Maine is one of eight states that permit same-day voter registration.

In the recently concluded legislative session in Augusta, a law was passed that would require new voters to register to vote at least two business days before an election to give town and city clerks the time to verify the eligibility of newly registered voters to ensure fair and accurate elections. This would bring an end to same-day voter registration.

The new law will not affect those already registered at their current address or those who may have moved within the state of Maine since last voting.The new voter registration law would remain among the most lenient in the country.

The law is not, as has been alleged, a plot to rob people of their right to vote. The only person who can rob you of your right to vote is you.

Please vote no on Question 1 on Nov. 8.

Terence McManus

New Sharon

I consider myself a responsible person. I hold two and a half jobs, I pay rent, and I keep up with local and national news to remain a well-informed citizen.

I also register the same day as I vote, mainly because I tend to move around a lot.

Having the ability to register same day is hardly a discussion about whether a person is responsible enough to vote, but it’s a debate about why a law that restricts voting access is being enforced.

Secretary of State Charles Summers has failed to prove that there are legitimate reasons to have L.D. 1376, since in 38 years only two reported cases of voter fraud exist.

Keeping same-day voter registration a Maine tradition is part and parcel to maintaining a just and fair democracy.

Dana Fadel


Portland mayoral race moves backers to write

Many of us have nearly given up on politicians, despite the fact that, as a society, we desperately need good leaders.

For our next mayor, I am looking for three central characteristics in a candidate: 1) demonstrated, sustained caring about important public issues; 2) personal integrity; and 3) a proven ability to work well with people, particularly those with whom one disagrees. Heck, throw in a sense of humor for good measure.

Having been a neighbor of Michael Brennan’s for over 30 years (gulp), I have had ample opportunity to observe these four traits. Being a neighbor doesn’t make one a public policy expert, but it does give one a fine chance to size a person up, particularly without the stage of microphones and cameras.

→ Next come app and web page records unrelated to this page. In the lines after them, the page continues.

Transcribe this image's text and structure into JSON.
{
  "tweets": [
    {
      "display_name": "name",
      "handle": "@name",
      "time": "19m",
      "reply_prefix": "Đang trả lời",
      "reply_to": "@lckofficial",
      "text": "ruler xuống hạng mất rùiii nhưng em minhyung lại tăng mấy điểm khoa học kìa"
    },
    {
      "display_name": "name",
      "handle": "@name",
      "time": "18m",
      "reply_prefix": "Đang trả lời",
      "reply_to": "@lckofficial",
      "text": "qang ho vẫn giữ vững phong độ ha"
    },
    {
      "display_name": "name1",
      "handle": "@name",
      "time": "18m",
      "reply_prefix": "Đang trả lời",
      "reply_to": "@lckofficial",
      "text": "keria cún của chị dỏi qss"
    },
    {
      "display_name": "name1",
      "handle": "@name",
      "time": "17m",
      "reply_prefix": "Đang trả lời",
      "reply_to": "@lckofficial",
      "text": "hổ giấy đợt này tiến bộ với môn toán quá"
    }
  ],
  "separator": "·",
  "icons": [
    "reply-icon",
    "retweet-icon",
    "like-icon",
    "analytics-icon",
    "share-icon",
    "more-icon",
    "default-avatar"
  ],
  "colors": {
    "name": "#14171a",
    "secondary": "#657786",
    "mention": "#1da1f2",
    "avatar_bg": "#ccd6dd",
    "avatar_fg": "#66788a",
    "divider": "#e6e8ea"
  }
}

Michael has bent my ear on civic issues (mostly education, affordable housing and economic renewal) on more occasions than I care to remember, not for my vote, but because he cares deeply and inherently about our state and city.

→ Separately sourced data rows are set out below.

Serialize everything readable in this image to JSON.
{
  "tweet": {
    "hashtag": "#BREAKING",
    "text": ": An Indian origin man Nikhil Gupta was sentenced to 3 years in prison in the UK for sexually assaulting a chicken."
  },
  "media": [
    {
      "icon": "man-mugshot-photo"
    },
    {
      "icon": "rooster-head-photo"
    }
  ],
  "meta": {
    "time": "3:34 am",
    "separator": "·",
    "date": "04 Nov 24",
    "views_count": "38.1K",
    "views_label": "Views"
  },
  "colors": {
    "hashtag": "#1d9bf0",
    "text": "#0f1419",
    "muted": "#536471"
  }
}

As mayor, he would make me proud of Portland. I recommend him to you.

Jeremiah Conway


Portland voters are facing an important choice this November when they choose a new mayor.

Nick Mavodones is the right choice. Mavodones currently serves as mayor, elected by his colleagues on the City Council, where he has served with distinction.

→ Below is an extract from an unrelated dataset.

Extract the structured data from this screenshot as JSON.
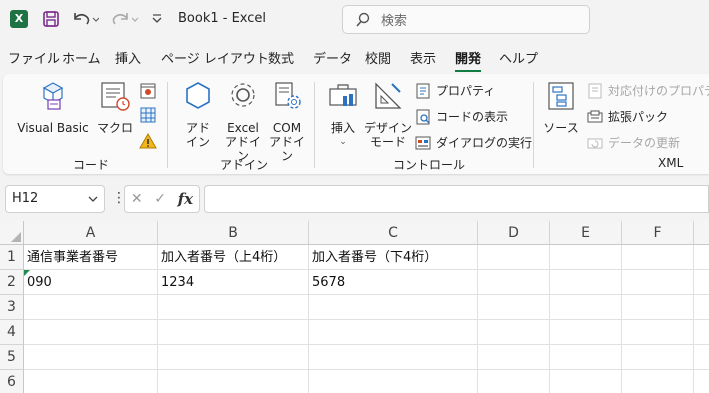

He’s served our city on the School Committee and on the City Council and has helped guide Portland through some of the most difficult economic times in a generation.

Mavodones is a problem-solver with specific ideas on how our great city can continue to grow without losing its distinctive character.

He has a plan to help create jobs by making it possible for some permits to be turned around in a single day.

He is also committed to Portland’s working waterfront and has worked in high-profile roles to restore the groundfishing fleet, and he has a plan to re-establish ferry service to Nova Scotia.

Mavodones knows what we need to do to help create jobs and grow, but he’s confident enough not to preach change simply for change’s sake.

He understands that the role of the mayor in Portland is to build consensus and bring a diverse population together to work for the common good.

Rosa Scarcelli


Ethan Strimling should be Portland’s first elected mayor. He has spent his entire life working to make other people’s lives better.

When he began working at LearningWorks, it was an organization desperately in need of change. It is now a vibrant place, helping people improve their lives on a daily basis.

With a master’s degree from Harvard, Ethan could work wherever he chooses. He chooses to work with those who need help the most.

Ethan was a strong voice for Portland when he was a state senator in Augusta. He was someone who said what he thought and pushed for what he thought was right, even if it was unpopular.

He is the epitome of a strong leader, and isn’t that what Portland needs right now?

Rep. Denise Harlow